The Secularist Worldview
Tim Moore: Worldview is so very important. Both we as Christians and secularists look at the same evidence but come to dramatically different conclusions. Why? Because the lost filter the evidence through their ungodly, secularistic, materialistic worldview. Christians come at the evidence from a Christian and biblical worldview, yielding to the conclusion that the evidence points to God Himself.
I’m reminded of Job. Job held to a biblical worldview even living eons ago. Job in Job 13:15 testified in the midst of His suffering: “Though He slay me, yet will I trust Him. Even so, I will defend my own ways before Him.” Then again, in 19:25-27, Job exclaims his dramatic confession of his hope in a Redeemer who will come to take his place in this world. Even in his own flesh, Job would get to see Him. Job believed in the resurrection. Therefore, Job held to a biblical worldview.
Del Tackett: He did. Job clearly understood that there would be a Messiah who would come. He clearly understood that there would be a resurrection from the dead. Now, just how clearly exactly he understood these things, quite frankly, we just don’t know, because we believe that God was the one who was speaking through Job. So, sometimes the writers of the Scriptures wrote without a full understanding. Paul even talks about how the prophets of old didn’t have a full understanding of their future prophecies. But, certainly, Job had enough of an understanding for him to say that he knew that even though he would die, even after his flesh had decayed, he would live again. He would stand in the presence of his Redeemer.
Tim Moore: Likewise, Daniel sometimes recorded visions that he didn’t even understand. The angel replied to Daniel for him to go his way for these prophecies were to be understood at a later time.

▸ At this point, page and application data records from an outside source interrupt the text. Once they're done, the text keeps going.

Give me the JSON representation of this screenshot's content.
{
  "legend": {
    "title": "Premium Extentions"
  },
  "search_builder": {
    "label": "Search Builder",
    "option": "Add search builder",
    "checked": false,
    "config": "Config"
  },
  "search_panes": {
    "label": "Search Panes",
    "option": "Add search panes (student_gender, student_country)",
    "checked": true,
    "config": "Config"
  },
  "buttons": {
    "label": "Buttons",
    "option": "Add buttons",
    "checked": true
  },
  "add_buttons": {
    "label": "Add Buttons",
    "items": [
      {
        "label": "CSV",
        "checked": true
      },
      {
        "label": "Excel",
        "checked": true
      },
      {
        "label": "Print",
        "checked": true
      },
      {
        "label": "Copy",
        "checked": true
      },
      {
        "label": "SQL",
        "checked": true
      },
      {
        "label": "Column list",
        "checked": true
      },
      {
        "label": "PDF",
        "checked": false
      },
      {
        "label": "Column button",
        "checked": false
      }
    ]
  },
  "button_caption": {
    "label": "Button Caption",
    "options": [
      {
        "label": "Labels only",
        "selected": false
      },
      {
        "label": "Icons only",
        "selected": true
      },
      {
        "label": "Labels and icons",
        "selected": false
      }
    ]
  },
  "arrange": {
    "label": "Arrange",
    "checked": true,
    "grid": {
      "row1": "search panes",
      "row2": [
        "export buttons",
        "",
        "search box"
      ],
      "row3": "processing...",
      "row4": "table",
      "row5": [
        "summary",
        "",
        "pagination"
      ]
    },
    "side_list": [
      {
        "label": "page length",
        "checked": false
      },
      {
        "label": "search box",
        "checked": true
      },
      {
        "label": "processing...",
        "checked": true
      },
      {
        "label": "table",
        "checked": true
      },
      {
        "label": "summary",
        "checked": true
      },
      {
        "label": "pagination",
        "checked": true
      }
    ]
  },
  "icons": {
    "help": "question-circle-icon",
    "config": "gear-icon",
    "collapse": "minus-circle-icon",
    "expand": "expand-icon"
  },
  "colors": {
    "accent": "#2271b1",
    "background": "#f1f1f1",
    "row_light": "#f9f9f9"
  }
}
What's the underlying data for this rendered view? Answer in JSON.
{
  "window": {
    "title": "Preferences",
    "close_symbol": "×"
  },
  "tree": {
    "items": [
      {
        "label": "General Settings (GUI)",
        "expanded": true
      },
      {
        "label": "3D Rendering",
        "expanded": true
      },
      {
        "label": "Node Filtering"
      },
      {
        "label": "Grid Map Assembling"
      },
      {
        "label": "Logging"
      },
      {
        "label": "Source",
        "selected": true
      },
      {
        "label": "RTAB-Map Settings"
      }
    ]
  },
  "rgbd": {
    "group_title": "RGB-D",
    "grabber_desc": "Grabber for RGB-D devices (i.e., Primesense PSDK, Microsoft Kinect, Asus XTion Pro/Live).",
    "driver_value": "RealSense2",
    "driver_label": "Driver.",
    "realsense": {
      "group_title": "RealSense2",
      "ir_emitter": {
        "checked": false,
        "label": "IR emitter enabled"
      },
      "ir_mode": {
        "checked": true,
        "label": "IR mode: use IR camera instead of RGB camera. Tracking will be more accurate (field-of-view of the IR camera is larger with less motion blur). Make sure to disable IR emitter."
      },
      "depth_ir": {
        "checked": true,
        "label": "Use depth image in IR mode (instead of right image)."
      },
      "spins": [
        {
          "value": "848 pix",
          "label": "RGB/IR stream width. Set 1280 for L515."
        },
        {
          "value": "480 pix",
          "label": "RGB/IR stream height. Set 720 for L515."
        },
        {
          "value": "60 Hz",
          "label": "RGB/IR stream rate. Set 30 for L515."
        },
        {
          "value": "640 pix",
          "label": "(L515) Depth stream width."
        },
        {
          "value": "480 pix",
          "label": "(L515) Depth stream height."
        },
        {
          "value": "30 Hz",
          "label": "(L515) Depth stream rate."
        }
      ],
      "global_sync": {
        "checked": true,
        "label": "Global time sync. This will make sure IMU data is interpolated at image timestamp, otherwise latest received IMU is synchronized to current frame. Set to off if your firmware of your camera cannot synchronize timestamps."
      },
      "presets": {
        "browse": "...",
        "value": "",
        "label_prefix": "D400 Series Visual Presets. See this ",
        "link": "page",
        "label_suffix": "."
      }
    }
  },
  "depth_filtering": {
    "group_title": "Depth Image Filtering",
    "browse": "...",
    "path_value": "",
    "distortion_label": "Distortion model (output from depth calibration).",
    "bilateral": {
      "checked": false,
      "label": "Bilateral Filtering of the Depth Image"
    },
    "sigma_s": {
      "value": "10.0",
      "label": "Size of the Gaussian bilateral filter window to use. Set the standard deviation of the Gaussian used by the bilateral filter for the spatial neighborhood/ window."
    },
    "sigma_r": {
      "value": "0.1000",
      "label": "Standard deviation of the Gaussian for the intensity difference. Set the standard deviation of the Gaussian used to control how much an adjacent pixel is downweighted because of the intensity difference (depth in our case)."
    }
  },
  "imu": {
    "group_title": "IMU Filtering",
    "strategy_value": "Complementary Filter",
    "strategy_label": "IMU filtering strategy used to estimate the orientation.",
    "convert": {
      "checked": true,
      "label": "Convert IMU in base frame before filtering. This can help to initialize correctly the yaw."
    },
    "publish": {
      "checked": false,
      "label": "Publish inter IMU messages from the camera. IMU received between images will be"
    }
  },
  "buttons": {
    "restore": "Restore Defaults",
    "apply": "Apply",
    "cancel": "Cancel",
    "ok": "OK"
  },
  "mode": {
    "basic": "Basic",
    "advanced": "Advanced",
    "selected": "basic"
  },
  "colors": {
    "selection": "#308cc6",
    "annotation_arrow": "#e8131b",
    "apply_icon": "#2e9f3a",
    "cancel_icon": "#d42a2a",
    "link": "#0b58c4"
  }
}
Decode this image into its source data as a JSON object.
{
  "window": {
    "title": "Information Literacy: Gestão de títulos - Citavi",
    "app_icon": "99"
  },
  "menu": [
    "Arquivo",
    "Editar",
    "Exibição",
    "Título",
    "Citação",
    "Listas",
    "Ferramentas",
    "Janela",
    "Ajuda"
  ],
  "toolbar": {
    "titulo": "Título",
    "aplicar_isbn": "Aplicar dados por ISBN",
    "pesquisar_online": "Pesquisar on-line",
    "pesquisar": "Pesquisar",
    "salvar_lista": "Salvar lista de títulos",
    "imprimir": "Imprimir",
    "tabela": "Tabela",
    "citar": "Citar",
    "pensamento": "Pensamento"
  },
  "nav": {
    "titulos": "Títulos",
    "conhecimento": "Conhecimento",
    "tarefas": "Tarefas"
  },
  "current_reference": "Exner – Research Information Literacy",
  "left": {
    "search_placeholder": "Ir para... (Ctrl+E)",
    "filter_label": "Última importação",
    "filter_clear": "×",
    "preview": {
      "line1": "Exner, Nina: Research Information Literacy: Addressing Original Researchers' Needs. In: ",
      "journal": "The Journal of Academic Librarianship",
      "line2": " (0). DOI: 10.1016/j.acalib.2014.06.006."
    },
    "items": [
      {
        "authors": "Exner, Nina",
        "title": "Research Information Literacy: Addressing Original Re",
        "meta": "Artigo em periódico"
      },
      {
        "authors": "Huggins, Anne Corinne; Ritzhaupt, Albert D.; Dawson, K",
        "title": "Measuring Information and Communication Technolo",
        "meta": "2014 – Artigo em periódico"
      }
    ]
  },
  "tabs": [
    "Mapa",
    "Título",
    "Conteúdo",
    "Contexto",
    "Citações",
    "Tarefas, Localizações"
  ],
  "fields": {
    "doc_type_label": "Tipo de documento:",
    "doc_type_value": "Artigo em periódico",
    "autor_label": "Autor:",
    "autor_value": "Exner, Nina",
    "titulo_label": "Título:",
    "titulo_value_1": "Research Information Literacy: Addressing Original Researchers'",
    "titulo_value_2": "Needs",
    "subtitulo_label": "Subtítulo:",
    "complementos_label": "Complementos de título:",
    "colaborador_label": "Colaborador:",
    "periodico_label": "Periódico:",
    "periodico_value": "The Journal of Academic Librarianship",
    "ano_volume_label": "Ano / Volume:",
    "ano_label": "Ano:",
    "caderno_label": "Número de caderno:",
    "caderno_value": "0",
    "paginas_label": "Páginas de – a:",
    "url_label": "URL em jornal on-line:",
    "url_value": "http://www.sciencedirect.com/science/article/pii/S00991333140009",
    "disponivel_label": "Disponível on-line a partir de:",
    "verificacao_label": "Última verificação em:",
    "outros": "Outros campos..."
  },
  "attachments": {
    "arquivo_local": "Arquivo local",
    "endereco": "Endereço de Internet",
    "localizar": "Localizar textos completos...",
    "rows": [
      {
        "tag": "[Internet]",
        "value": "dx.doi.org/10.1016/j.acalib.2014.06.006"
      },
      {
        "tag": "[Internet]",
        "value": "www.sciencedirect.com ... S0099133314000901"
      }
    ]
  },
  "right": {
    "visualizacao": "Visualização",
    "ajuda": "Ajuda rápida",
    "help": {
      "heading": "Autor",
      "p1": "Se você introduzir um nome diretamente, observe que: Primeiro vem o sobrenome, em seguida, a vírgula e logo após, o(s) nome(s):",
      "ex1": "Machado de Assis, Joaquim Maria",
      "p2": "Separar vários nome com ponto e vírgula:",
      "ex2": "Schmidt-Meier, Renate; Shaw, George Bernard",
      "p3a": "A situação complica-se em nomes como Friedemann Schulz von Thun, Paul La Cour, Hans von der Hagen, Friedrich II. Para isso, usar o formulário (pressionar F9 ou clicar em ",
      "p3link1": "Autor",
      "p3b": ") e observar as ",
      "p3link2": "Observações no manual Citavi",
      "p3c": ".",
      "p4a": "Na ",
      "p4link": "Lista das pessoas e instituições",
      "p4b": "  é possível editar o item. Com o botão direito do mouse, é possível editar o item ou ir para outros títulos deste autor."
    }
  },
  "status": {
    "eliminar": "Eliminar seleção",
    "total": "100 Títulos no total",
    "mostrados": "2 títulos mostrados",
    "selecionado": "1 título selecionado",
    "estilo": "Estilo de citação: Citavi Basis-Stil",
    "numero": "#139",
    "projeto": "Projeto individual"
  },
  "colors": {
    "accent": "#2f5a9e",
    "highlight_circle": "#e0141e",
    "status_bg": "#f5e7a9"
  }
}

Del Tackett: For those who would like to better understand what’s involved in having a biblical worldview, I recommend going to my website at deltackett.com. Join a Truth Project group or a new Engagement Project group. The site will also have announcements about the sequel to “Is Genesis History?”